HOW TO COMPLETE THIS TASK: Which lines of the data include the string "icon"? List them all.

--- --- ---

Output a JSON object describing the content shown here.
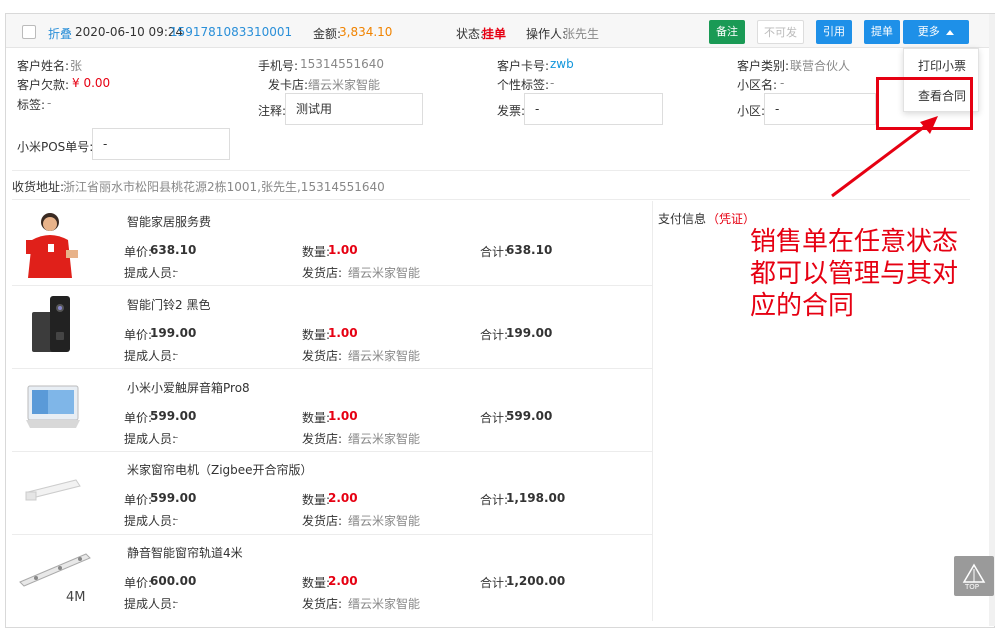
{
  "header": {
    "fold_label": "折叠",
    "datetime": "2020-06-10 09:24",
    "order_no": "1591781083310001",
    "amount_label": "金额:",
    "amount_value": "3,834.10",
    "status_label": "状态:",
    "status_value": "挂单",
    "operator_label": "操作人:",
    "operator_value": "张先生",
    "buttons": {
      "note": "备注",
      "unshippable": "不可发",
      "quote": "引用",
      "pickup": "提单",
      "more": "更多"
    }
  },
  "dropdown": {
    "print_receipt": "打印小票",
    "view_contract": "查看合同"
  },
  "customer": {
    "name_label": "客户姓名:",
    "name_value": "张",
    "phone_label": "手机号:",
    "phone_value": "15314551640",
    "card_label": "客户卡号:",
    "card_value": "zwb",
    "category_label": "客户类别:",
    "category_value": "联营合伙人",
    "debt_label": "客户欠款:",
    "debt_value": "¥ 0.00",
    "issuer_label": "发卡店:",
    "issuer_value": "缙云米家智能",
    "personal_tag_label": "个性标签:",
    "personal_tag_value": "-",
    "community_name_label": "小区名:",
    "community_name_value": "-",
    "tag_label": "标签:",
    "tag_value": "-",
    "remark_label": "注释:",
    "remark_value": "测试用",
    "invoice_label": "发票:",
    "invoice_value": "-",
    "community_label": "小区:",
    "community_value": "-",
    "pos_label": "小米POS单号:",
    "pos_value": "-",
    "address_label": "收货地址:",
    "address_value": "浙江省丽水市松阳县桃花源2栋1001,张先生,15314551640"
  },
  "payment": {
    "label": "支付信息",
    "voucher": "凭证"
  },
  "labels": {
    "unit_price": "单价:",
    "quantity": "数量:",
    "total": "合计:",
    "commission": "提成人员:",
    "ship_store": "发货店:"
  },
  "items": [
    {
      "name": "智能家居服务费",
      "price": "638.10",
      "qty": "1.00",
      "total": "638.10",
      "commission": "-",
      "store": "缙云米家智能",
      "icon": "person-in-red-icon"
    },
    {
      "name": "智能门铃2 黑色",
      "price": "199.00",
      "qty": "1.00",
      "total": "199.00",
      "commission": "-",
      "store": "缙云米家智能",
      "icon": "doorbell-icon"
    },
    {
      "name": "小米小爱触屏音箱Pro8",
      "price": "599.00",
      "qty": "1.00",
      "total": "599.00",
      "commission": "-",
      "store": "缙云米家智能",
      "icon": "smart-display-icon"
    },
    {
      "name": "米家窗帘电机（Zigbee开合帘版）",
      "price": "599.00",
      "qty": "2.00",
      "total": "1,198.00",
      "commission": "-",
      "store": "缙云米家智能",
      "icon": "curtain-motor-icon"
    },
    {
      "name": "静音智能窗帘轨道4米",
      "price": "600.00",
      "qty": "2.00",
      "total": "1,200.00",
      "commission": "-",
      "store": "缙云米家智能",
      "icon": "curtain-rail-icon",
      "thumb_caption": "4M"
    }
  ],
  "annotation": {
    "text": "销售单在任意状态都可以管理与其对应的合同",
    "color": "#e60012"
  },
  "top_button": "TOP"
}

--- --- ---

WRITTEN ANSWER:
      "icon": "person-in-red-icon"
      "icon": "doorbell-icon"
      "icon": "smart-display-icon"
      "icon": "curtain-motor-icon"
      "icon": "curtain-rail-icon",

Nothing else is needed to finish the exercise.